> [EXERCISE PROMPT]: Any image in the records should be left out; output everything else exactly.

> [DATASET CONTENT]:
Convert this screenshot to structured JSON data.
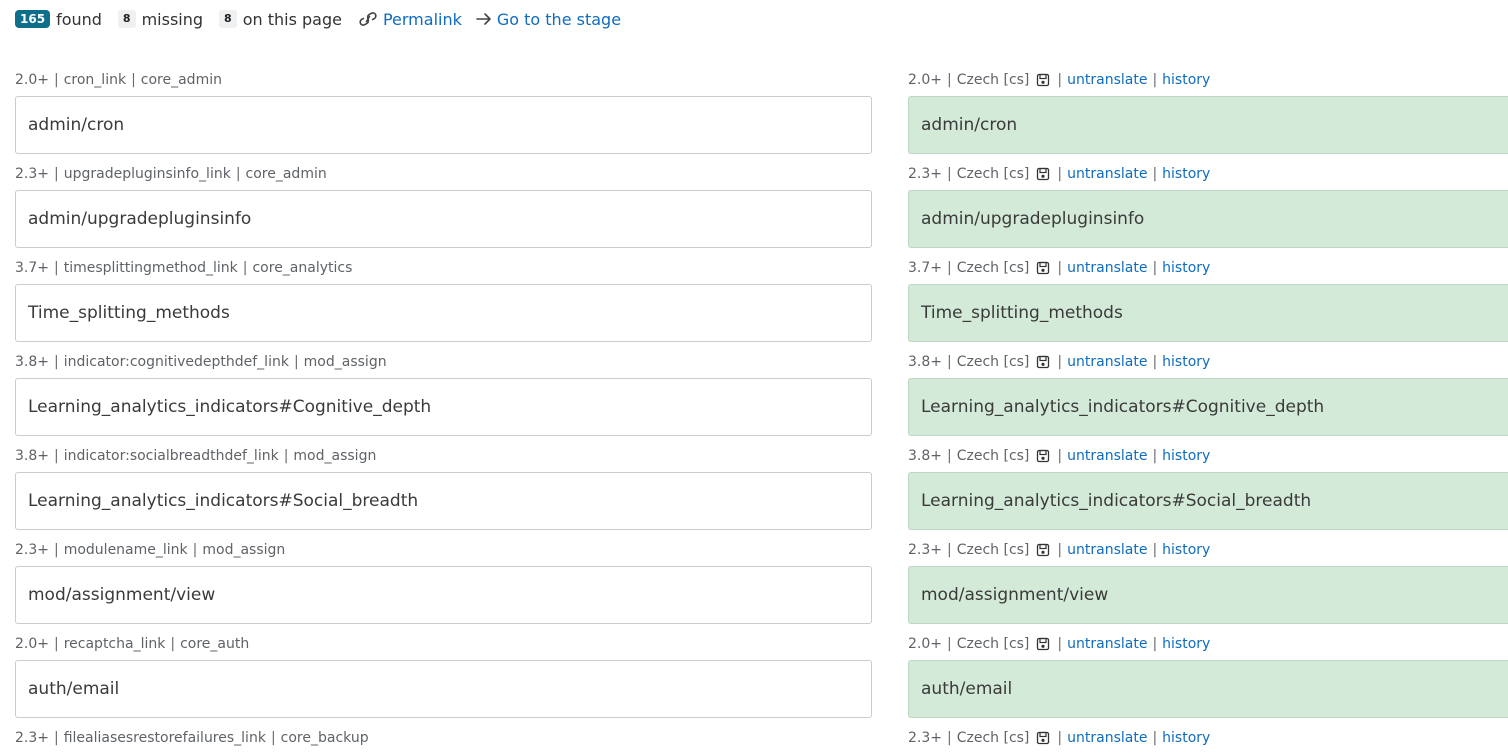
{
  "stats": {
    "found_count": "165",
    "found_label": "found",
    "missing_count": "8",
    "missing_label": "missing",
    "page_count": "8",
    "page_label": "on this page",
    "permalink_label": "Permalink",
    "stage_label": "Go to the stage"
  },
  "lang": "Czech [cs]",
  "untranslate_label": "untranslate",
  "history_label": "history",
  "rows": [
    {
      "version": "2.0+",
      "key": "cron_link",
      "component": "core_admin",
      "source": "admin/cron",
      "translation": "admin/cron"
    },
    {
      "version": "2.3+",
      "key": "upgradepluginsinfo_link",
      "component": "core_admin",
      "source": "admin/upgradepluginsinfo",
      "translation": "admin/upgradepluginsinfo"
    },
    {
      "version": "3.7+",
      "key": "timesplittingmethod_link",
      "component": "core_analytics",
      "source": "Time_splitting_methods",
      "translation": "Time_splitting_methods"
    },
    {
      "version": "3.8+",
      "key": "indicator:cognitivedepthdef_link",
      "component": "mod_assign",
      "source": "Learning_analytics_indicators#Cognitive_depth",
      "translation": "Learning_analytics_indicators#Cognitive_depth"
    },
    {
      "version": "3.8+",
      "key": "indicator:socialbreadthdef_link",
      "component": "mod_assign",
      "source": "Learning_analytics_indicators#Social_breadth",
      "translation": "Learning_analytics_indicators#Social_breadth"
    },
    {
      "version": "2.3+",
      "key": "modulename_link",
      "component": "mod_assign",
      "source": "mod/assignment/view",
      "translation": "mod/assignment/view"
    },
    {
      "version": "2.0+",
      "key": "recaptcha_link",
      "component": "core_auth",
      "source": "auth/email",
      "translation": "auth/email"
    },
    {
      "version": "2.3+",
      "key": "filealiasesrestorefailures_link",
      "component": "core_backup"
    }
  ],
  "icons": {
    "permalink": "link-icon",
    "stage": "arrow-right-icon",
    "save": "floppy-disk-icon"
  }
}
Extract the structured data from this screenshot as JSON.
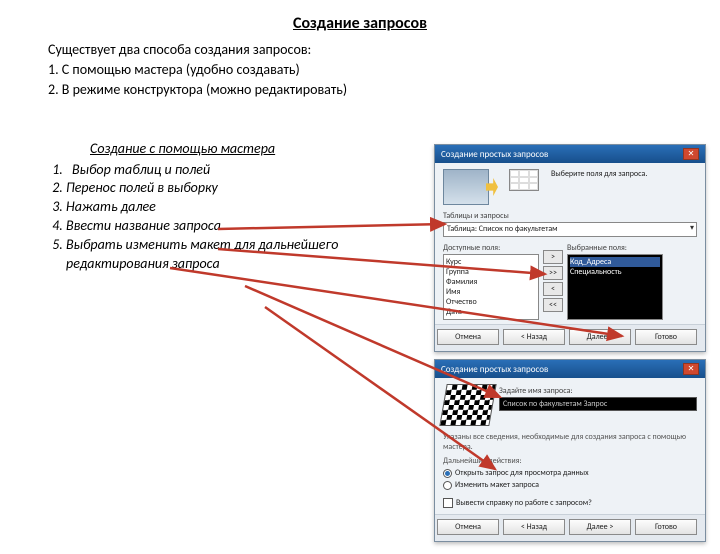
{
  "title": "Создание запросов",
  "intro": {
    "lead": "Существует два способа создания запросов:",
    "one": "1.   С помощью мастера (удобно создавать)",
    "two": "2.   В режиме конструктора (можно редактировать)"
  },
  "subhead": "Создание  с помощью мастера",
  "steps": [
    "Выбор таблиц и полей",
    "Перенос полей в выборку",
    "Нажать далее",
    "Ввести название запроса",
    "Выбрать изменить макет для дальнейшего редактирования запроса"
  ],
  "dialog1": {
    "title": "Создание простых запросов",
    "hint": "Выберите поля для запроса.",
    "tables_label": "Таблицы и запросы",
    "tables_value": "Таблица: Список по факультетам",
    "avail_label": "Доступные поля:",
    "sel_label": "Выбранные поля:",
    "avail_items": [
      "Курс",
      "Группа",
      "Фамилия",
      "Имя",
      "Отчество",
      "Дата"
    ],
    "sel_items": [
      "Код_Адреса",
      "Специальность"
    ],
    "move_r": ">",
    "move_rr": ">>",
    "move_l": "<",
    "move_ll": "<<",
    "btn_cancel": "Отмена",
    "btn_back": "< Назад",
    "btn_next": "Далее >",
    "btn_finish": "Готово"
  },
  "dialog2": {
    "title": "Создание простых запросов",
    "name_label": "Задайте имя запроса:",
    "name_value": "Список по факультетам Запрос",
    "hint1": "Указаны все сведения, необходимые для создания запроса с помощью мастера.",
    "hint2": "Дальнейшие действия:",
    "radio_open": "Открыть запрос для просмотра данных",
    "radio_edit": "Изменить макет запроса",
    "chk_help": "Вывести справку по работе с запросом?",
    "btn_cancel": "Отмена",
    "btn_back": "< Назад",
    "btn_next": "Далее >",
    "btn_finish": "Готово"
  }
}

> [WORKED SOLUTION]:
Convert this screenshot to structured JSON data.
{
  "stats": {
    "found_count": "165",
    "found_label": "found",
    "missing_count": "8",
    "missing_label": "missing",
    "page_count": "8",
    "page_label": "on this page",
    "permalink_label": "Permalink",
    "stage_label": "Go to the stage"
  },
  "lang": "Czech [cs]",
  "untranslate_label": "untranslate",
  "history_label": "history",
  "rows": [
    {
      "version": "2.0+",
      "key": "cron_link",
      "component": "core_admin",
      "source": "admin/cron",
      "translation": "admin/cron"
    },
    {
      "version": "2.3+",
      "key": "upgradepluginsinfo_link",
      "component": "core_admin",
      "source": "admin/upgradepluginsinfo",
      "translation": "admin/upgradepluginsinfo"
    },
    {
      "version": "3.7+",
      "key": "timesplittingmethod_link",
      "component": "core_analytics",
      "source": "Time_splitting_methods",
      "translation": "Time_splitting_methods"
    },
    {
      "version": "3.8+",
      "key": "indicator:cognitivedepthdef_link",
      "component": "mod_assign",
      "source": "Learning_analytics_indicators#Cognitive_depth",
      "translation": "Learning_analytics_indicators#Cognitive_depth"
    },
    {
      "version": "3.8+",
      "key": "indicator:socialbreadthdef_link",
      "component": "mod_assign",
      "source": "Learning_analytics_indicators#Social_breadth",
      "translation": "Learning_analytics_indicators#Social_breadth"
    },
    {
      "version": "2.3+",
      "key": "modulename_link",
      "component": "mod_assign",
      "source": "mod/assignment/view",
      "translation": "mod/assignment/view"
    },
    {
      "version": "2.0+",
      "key": "recaptcha_link",
      "component": "core_auth",
      "source": "auth/email",
      "translation": "auth/email"
    },
    {
      "version": "2.3+",
      "key": "filealiasesrestorefailures_link",
      "component": "core_backup"
    }
  ],
  "icons": {
    "permalink": "link-icon",
    "stage": "arrow-right-icon",
    "save": "floppy-disk-icon"
  }
}
Extract the structured data from this screenshot as JSON.
{
  "title": "Создание запросов",
  "intro": {
    "lead": "Существует два способа создания запросов:",
    "one": "1.   С помощью мастера (удобно создавать)",
    "two": "2.   В режиме конструктора (можно редактировать)"
  },
  "subhead": "Создание  с помощью мастера",
  "steps": [
    "Выбор таблиц и полей",
    "Перенос полей в выборку",
    "Нажать далее",
    "Ввести название запроса",
    "Выбрать изменить макет для дальнейшего редактирования запроса"
  ],
  "dialog1": {
    "title": "Создание простых запросов",
    "hint": "Выберите поля для запроса.",
    "tables_label": "Таблицы и запросы",
    "tables_value": "Таблица: Список по факультетам",
    "avail_label": "Доступные поля:",
    "sel_label": "Выбранные поля:",
    "avail_items": [
      "Курс",
      "Группа",
      "Фамилия",
      "Имя",
      "Отчество",
      "Дата"
    ],
    "sel_items": [
      "Код_Адреса",
      "Специальность"
    ],
    "move_r": ">",
    "move_rr": ">>",
    "move_l": "<",
    "move_ll": "<<",
    "btn_cancel": "Отмена",
    "btn_back": "< Назад",
    "btn_next": "Далее >",
    "btn_finish": "Готово"
  },
  "dialog2": {
    "title": "Создание простых запросов",
    "name_label": "Задайте имя запроса:",
    "name_value": "Список по факультетам Запрос",
    "hint1": "Указаны все сведения, необходимые для создания запроса с помощью мастера.",
    "hint2": "Дальнейшие действия:",
    "radio_open": "Открыть запрос для просмотра данных",
    "radio_edit": "Изменить макет запроса",
    "chk_help": "Вывести справку по работе с запросом?",
    "btn_cancel": "Отмена",
    "btn_back": "< Назад",
    "btn_next": "Далее >",
    "btn_finish": "Готово"
  }
}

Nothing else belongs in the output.